In a practical system the channel coefficients hij would have some correlation which would depend upon the antenna spacing. Lower the antenna spacing higher would be the antenna correlation and lower would be the MIMO system capacity. This would be discussed in a future post.
The MATLAB code for calculating the CCDF of channel capacity of a MIMO channel is given below.
clear all close all Nr=4; Nt=4; I=eye(Nr); g=15.8489; for n=1:10000 H=sqrt(1/2)*randn(Nr,Nt)+j*sqrt(1/2)*randn(Nr,Nt); C(n)=log2(det(I+(g/Nt)*(H*H'))); end [a,b]=hist(real(C),100); a=a/sum(a); plot(b,1-cumsum(a)); xlabel('Capacity (bps/Hz)') ylabel('Probability (Capacity > Abcissa)') grid on

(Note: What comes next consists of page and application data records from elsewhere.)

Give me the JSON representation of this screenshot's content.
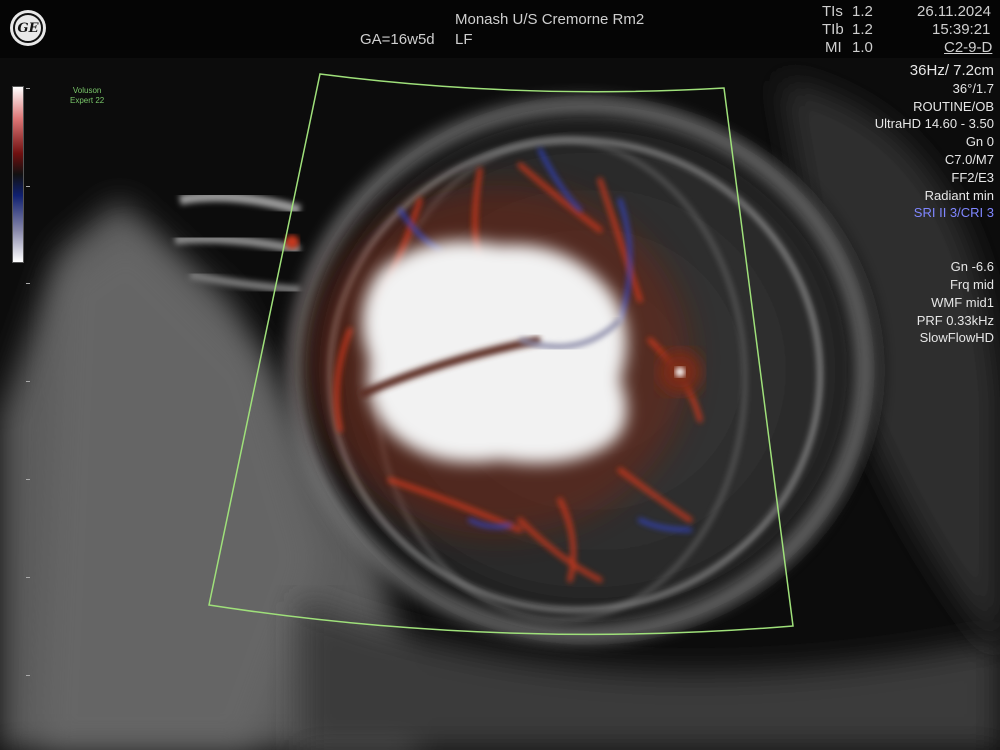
{
  "header": {
    "site": "Monash U/S Cremorne Rm2",
    "ga": "GA=16w5d",
    "side": "LF",
    "tis_label": "TIs",
    "tis_value": "1.2",
    "tib_label": "TIb",
    "tib_value": "1.2",
    "mi_label": "MI",
    "mi_value": "1.0",
    "date": "26.11.2024",
    "time": "15:39:21",
    "probe": "C2-9-D"
  },
  "device": {
    "line1": "Voluson",
    "line2": "Expert 22"
  },
  "params": {
    "rate_depth": "36Hz/ 7.2cm",
    "angle": "36°/1.7",
    "preset": "ROUTINE/OB",
    "ultrahd": "UltraHD 14.60 - 3.50",
    "gain": "Gn  0",
    "cm": "C7.0/M7",
    "ff": "FF2/E3",
    "radiant": "Radiant min",
    "sri": "SRI II 3/CRI 3",
    "flow_gain": "Gn -6.6",
    "frq": "Frq mid",
    "wmf": "WMF mid1",
    "prf": "PRF 0.33kHz",
    "mode": "SlowFlowHD"
  },
  "colors": {
    "accent_blue": "#7f86ff",
    "roi_green": "#9fe07a",
    "doppler_red": "#c8391e",
    "doppler_blue": "#3344cc"
  }
}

 G. J. Foschini and M. J. Gans,”On limits of Wireless Communications in a Fading Environment when Using Multiple Antennas”, Wireless Personal Communications 6, pp 311-335, 1998.

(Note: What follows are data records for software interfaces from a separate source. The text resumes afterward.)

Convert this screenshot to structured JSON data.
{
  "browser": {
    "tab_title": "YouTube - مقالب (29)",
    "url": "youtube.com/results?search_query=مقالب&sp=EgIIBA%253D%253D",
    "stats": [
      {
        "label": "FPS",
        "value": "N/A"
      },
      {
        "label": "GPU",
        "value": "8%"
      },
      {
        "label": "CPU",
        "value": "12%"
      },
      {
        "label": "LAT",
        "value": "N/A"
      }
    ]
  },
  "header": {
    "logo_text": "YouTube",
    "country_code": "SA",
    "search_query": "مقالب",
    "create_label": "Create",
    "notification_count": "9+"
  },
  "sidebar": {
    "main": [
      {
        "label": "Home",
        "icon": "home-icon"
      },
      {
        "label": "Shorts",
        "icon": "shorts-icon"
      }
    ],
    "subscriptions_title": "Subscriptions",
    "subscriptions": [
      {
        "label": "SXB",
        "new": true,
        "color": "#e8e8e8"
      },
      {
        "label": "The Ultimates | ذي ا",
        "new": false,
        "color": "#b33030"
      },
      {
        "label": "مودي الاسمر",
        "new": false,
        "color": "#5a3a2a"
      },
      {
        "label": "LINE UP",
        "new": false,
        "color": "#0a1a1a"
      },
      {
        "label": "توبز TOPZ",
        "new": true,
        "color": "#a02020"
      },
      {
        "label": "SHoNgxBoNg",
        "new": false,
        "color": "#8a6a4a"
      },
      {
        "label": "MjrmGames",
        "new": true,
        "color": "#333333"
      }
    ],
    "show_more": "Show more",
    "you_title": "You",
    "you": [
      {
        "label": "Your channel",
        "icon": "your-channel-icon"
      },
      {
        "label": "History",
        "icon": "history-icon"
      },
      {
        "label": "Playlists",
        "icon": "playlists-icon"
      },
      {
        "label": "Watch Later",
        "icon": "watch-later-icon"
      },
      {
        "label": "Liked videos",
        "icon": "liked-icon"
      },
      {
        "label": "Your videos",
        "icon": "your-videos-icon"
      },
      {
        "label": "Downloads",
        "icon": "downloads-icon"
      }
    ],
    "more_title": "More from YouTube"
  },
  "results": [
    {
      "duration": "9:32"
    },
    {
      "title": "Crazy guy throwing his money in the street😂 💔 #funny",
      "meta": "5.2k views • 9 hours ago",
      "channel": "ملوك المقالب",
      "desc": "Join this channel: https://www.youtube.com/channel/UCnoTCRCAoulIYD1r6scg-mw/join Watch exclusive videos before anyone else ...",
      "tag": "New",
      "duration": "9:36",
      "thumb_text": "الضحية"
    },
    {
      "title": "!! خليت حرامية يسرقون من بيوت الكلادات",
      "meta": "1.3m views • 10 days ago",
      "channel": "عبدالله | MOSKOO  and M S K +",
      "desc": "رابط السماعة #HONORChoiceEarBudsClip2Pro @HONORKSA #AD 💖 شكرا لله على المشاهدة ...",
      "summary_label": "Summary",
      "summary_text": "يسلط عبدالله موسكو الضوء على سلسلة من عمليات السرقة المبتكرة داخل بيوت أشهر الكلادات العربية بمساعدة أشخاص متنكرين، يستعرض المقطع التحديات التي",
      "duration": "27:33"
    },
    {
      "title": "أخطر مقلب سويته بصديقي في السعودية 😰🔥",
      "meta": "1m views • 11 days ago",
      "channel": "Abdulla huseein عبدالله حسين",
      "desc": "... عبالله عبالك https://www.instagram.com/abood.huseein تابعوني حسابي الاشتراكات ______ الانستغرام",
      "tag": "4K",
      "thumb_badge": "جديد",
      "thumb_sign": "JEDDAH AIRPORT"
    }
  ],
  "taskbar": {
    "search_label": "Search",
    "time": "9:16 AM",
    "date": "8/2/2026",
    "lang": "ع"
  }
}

Shannon Capacity of LTE in AWGN can be calculated by using the Shannon Capacity formula:
The signal power P is set at -90dBm, the Noise Power Spectral Density No is set at 4.04e-21 W/Hz (-174dBm/Hz) and the bandwidth is varied from 1.25MHz to 20MHz.
It is seen that the capacity increases from about 10Mbps to above 70Mbps as the bandwidth is varied from 1.25MHz to 20MHz (keeping the signal power constant). It must be noted that this is the capacity with a single transmit and single receive antenna (MIMO capacity would obviously be higher).
In the previous post we calculated the Shannon Capacity of a 200kHz GSM channel in AWGN (Additive White Gaussian Noise). However, in a practical scenario the capacity is limited by time varying fading and interference. Let us consider a fading channel with four possible states corresponding to SNRs of 15dB, 10dB, 5dB and 0dB. The probability of these states is 0.50, 0.25, 0.15 and 0.10 respectively. The Shannon Capacity of such a channel is given as (assuming that the channel state information is known at the receiver):
C=Σ B*log2(1+SNRi)* p(SNRi)
C=B*(Σ log2(1+SNRi)* p(SNRi))
Assuming that only one out of eight time slots is allocated to any user the Shannon Capacity of a GSM channel is reduced to 94.68kbps.
Note: The contribution of the high SNR states dominates the capacity of the channel. The contribution of the four states in terms of percentage capacity is given as 66.38%, 22.84%, 8.14% and 2.64%.